• [How to complete this task] Return the lines below that contain "JSON".

---------- Task inputs

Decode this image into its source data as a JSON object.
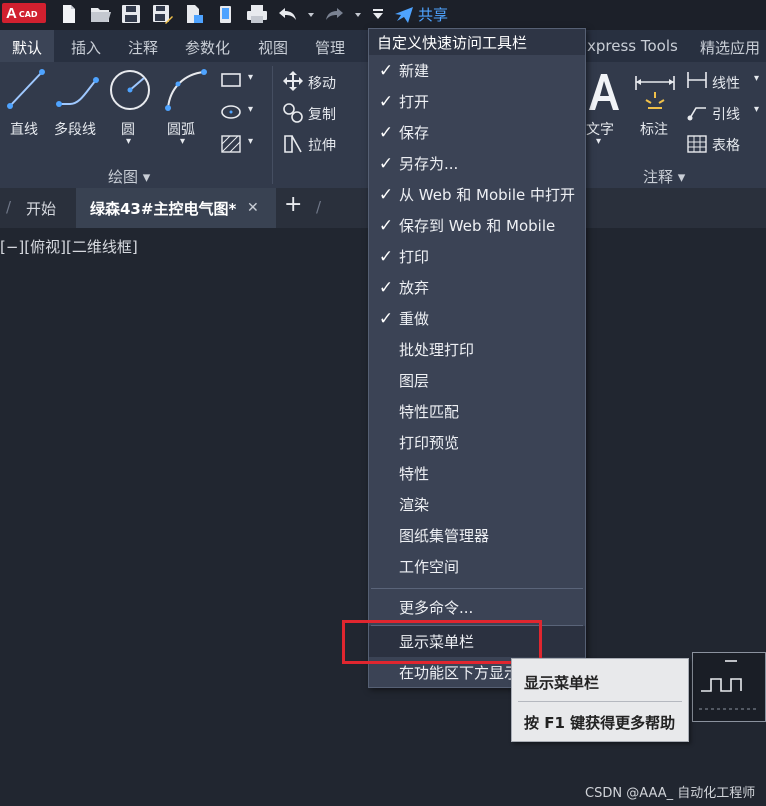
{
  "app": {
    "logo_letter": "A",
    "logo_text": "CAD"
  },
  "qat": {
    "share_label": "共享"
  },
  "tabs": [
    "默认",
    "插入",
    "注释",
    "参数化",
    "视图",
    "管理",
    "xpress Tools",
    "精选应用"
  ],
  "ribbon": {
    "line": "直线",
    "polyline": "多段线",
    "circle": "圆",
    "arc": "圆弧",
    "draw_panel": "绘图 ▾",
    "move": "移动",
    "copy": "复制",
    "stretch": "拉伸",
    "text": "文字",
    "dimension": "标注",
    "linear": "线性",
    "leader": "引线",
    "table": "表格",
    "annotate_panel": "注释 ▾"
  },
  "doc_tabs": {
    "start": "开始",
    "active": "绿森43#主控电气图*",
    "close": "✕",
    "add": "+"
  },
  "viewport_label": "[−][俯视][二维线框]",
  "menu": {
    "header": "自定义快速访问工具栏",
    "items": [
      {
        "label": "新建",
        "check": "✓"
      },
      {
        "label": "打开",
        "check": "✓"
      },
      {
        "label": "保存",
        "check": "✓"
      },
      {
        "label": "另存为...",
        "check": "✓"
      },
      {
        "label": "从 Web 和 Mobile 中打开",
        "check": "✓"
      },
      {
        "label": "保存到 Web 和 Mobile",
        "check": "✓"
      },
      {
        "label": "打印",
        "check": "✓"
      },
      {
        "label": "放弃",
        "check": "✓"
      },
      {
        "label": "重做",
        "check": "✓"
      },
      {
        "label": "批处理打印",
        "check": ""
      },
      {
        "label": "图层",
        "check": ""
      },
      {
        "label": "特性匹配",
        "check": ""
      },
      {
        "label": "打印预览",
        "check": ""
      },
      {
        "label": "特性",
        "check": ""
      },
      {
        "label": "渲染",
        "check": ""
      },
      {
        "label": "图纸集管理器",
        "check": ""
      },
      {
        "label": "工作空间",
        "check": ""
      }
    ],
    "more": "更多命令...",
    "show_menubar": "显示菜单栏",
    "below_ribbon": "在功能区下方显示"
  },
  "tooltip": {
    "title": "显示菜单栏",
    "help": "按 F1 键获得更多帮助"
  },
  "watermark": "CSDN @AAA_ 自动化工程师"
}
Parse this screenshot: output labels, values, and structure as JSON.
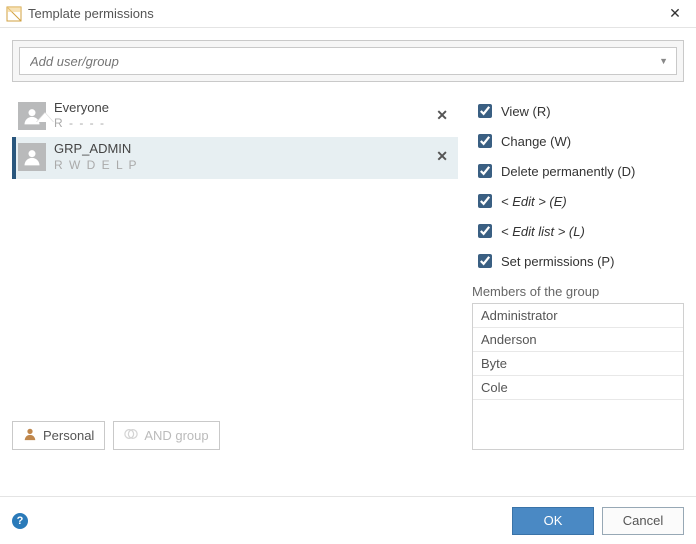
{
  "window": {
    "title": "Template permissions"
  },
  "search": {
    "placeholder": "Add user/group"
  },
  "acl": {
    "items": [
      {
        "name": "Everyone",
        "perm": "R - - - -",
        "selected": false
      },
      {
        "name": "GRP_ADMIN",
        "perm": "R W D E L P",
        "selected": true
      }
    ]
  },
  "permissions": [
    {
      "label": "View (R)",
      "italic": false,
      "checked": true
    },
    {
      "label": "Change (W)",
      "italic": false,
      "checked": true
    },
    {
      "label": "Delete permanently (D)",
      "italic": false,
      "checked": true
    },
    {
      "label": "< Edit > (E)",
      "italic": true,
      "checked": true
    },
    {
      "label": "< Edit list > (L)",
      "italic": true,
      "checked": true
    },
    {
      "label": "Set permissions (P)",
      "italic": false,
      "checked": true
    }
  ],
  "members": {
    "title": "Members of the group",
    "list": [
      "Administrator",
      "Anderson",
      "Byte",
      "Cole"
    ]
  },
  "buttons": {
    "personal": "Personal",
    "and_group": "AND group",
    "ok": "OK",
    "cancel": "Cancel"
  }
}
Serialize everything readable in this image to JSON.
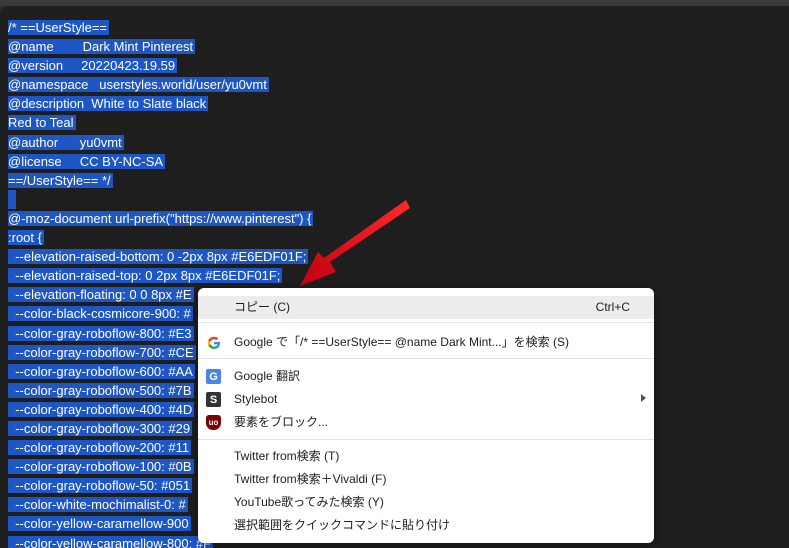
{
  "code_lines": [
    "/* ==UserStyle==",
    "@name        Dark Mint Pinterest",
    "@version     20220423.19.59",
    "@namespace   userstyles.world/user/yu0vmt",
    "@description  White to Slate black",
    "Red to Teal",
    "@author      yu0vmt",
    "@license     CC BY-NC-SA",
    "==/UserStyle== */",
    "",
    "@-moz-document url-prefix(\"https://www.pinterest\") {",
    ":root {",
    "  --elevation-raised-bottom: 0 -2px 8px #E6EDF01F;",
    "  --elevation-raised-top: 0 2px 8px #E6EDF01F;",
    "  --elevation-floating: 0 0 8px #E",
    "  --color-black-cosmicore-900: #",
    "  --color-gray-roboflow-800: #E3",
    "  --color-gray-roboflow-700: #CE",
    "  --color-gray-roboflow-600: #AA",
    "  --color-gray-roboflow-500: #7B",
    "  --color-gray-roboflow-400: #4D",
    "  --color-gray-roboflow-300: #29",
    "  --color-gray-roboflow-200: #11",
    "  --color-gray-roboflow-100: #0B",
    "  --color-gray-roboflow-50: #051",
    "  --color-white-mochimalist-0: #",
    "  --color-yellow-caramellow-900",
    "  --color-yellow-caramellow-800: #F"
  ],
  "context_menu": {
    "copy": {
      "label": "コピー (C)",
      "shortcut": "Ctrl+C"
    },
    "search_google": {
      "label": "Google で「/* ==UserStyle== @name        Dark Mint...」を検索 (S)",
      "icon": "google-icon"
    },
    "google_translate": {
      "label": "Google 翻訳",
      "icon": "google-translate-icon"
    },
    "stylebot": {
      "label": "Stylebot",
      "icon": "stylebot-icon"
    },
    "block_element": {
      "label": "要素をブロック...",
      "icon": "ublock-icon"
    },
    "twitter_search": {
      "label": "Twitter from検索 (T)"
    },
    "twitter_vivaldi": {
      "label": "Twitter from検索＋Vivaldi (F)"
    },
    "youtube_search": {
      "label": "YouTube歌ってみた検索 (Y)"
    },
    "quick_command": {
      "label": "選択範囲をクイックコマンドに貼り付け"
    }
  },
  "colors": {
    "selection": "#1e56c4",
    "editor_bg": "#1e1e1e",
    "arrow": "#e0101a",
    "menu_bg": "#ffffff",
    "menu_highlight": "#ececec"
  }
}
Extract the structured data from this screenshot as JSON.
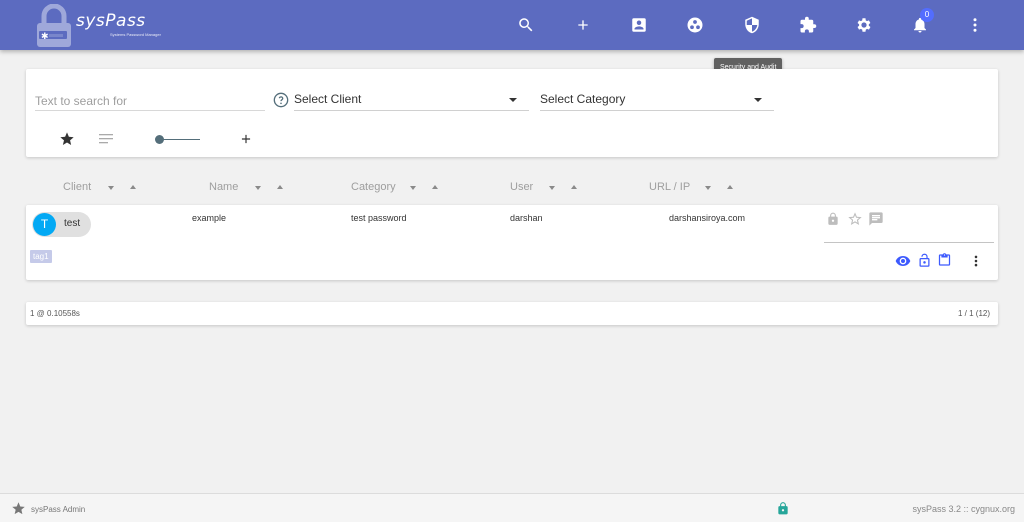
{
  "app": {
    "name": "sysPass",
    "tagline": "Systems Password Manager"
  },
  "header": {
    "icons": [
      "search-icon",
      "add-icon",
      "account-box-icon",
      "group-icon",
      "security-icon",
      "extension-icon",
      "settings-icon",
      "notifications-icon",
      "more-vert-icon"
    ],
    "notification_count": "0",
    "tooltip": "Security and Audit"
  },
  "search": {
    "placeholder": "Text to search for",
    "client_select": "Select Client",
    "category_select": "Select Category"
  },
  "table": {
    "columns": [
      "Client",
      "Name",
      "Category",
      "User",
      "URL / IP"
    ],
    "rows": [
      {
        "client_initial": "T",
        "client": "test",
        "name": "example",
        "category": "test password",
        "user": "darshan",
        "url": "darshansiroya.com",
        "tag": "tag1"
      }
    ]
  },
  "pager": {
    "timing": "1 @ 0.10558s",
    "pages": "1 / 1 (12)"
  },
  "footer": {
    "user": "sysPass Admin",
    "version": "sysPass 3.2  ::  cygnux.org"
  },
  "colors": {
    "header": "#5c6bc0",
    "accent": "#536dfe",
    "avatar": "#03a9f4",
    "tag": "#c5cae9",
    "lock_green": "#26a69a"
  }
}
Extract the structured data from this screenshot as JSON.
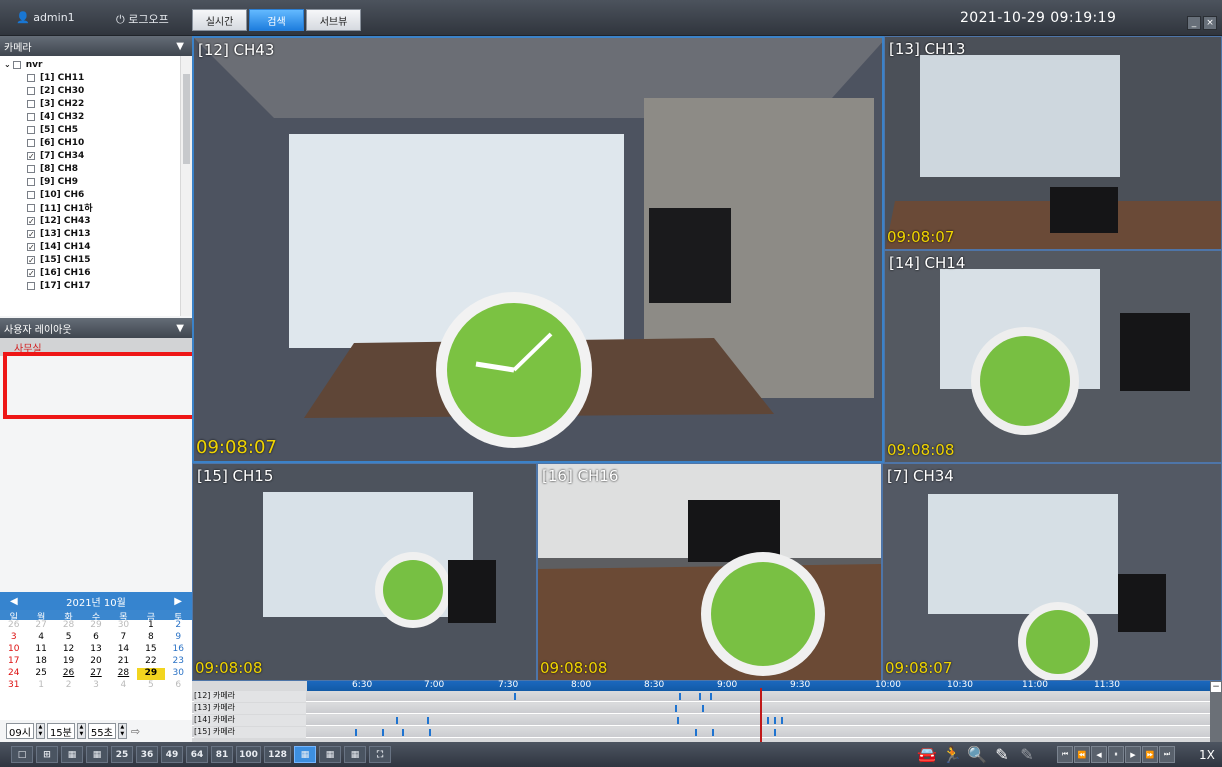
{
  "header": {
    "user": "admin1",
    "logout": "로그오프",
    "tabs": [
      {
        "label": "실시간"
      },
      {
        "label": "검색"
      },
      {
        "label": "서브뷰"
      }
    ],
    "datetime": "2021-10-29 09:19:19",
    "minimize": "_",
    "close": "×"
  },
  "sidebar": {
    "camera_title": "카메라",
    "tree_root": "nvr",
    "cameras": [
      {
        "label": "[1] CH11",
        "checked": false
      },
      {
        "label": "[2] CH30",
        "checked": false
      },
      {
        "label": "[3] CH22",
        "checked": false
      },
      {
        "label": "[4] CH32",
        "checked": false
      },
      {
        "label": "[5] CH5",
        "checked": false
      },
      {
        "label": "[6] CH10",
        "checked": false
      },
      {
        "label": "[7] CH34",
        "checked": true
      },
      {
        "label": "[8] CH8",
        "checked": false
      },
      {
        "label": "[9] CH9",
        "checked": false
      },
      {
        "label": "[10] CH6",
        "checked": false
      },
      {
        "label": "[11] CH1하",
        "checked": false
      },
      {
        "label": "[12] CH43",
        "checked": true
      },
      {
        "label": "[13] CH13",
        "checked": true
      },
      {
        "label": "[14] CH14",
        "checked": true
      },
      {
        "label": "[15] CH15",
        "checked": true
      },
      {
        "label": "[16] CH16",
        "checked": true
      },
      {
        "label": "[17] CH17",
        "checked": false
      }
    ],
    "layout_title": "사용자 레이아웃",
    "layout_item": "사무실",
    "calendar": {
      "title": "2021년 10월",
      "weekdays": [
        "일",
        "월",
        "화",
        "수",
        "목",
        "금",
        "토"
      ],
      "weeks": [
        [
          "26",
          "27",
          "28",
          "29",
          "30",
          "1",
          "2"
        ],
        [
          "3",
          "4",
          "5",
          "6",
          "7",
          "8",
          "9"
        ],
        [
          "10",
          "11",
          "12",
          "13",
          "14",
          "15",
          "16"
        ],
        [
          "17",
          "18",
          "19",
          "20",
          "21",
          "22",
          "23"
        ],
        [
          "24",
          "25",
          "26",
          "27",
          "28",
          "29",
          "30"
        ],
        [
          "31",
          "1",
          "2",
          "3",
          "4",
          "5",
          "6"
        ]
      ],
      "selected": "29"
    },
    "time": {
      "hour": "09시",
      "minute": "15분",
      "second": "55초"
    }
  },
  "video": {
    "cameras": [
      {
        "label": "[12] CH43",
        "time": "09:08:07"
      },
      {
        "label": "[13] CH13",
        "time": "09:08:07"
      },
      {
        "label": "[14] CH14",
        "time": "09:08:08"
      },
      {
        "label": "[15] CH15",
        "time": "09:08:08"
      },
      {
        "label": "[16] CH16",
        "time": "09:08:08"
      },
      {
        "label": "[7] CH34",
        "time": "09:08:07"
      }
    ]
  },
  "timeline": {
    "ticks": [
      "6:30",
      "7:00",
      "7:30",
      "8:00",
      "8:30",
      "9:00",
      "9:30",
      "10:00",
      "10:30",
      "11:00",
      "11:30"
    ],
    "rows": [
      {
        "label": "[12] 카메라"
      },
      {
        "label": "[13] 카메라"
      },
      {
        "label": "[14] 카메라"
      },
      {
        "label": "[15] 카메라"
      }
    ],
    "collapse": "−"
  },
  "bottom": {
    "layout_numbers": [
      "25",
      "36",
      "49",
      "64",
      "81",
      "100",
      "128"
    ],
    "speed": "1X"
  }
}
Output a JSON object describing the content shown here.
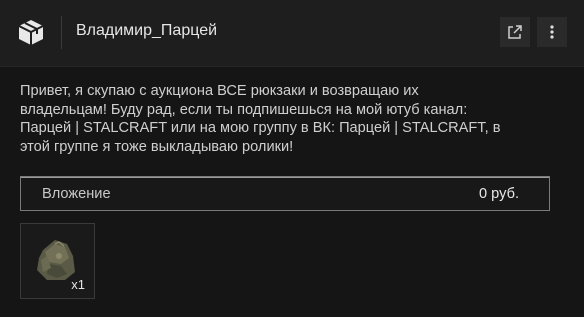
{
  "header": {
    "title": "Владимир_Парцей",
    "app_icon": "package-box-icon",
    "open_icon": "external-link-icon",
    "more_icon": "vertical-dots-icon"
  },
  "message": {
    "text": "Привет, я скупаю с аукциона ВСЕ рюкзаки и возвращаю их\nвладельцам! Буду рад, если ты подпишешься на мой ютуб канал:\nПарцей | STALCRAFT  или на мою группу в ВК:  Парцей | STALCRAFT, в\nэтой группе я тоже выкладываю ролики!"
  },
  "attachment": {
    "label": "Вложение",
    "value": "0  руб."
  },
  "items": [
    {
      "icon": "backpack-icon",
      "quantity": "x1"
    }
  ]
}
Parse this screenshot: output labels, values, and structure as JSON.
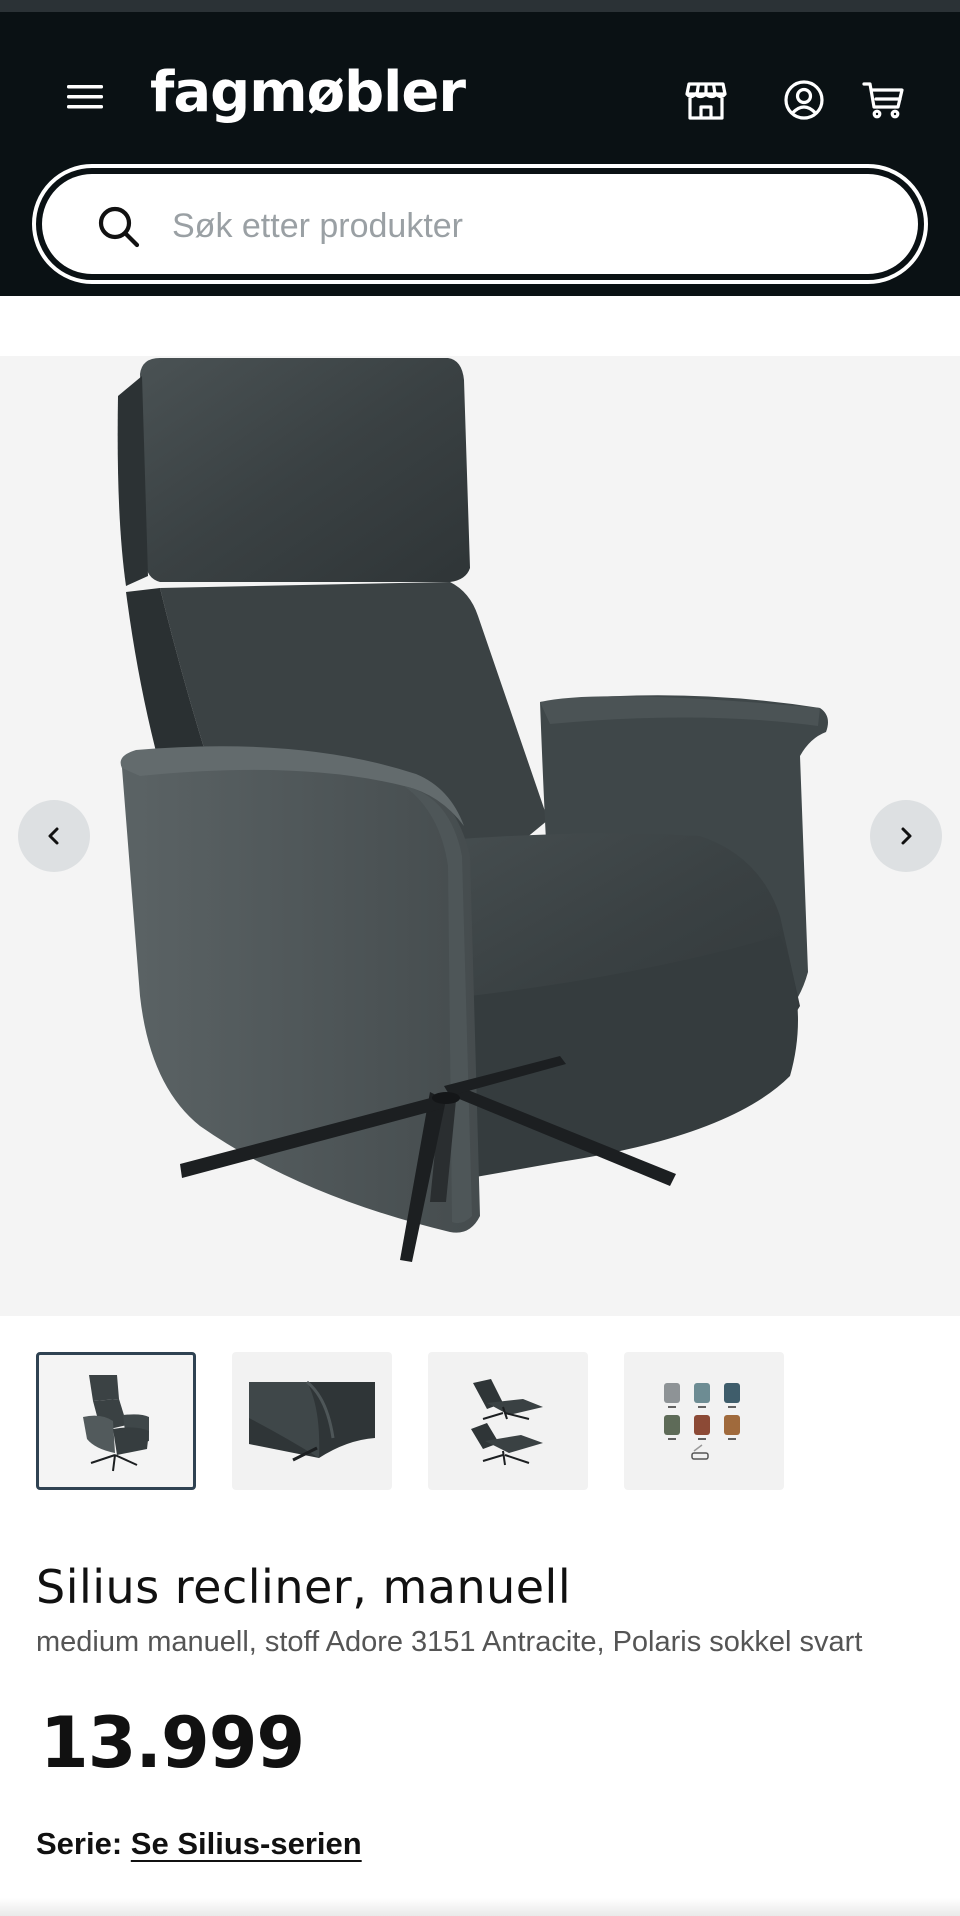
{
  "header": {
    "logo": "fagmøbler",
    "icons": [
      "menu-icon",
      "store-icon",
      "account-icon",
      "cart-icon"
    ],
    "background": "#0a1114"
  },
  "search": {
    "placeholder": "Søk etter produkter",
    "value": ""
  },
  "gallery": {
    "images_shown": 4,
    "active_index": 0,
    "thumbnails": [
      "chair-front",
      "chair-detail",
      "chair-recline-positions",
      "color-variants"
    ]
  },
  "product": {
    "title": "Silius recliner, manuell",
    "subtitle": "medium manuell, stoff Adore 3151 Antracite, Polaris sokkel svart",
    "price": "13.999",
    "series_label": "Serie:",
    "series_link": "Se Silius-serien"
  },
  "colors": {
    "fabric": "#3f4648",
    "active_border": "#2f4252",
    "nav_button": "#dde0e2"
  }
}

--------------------

• [Response area]
Decode this image into its source data as a JSON object.
Parse this screenshot: output labels, values, and structure as JSON.
Serialize everything readable in this image to JSON.
Extract the structured data from this screenshot as JSON.
Extract the structured data from this screenshot as JSON.
Output a JSON object describing the content shown here.
Parse this screenshot: output labels, values, and structure as JSON.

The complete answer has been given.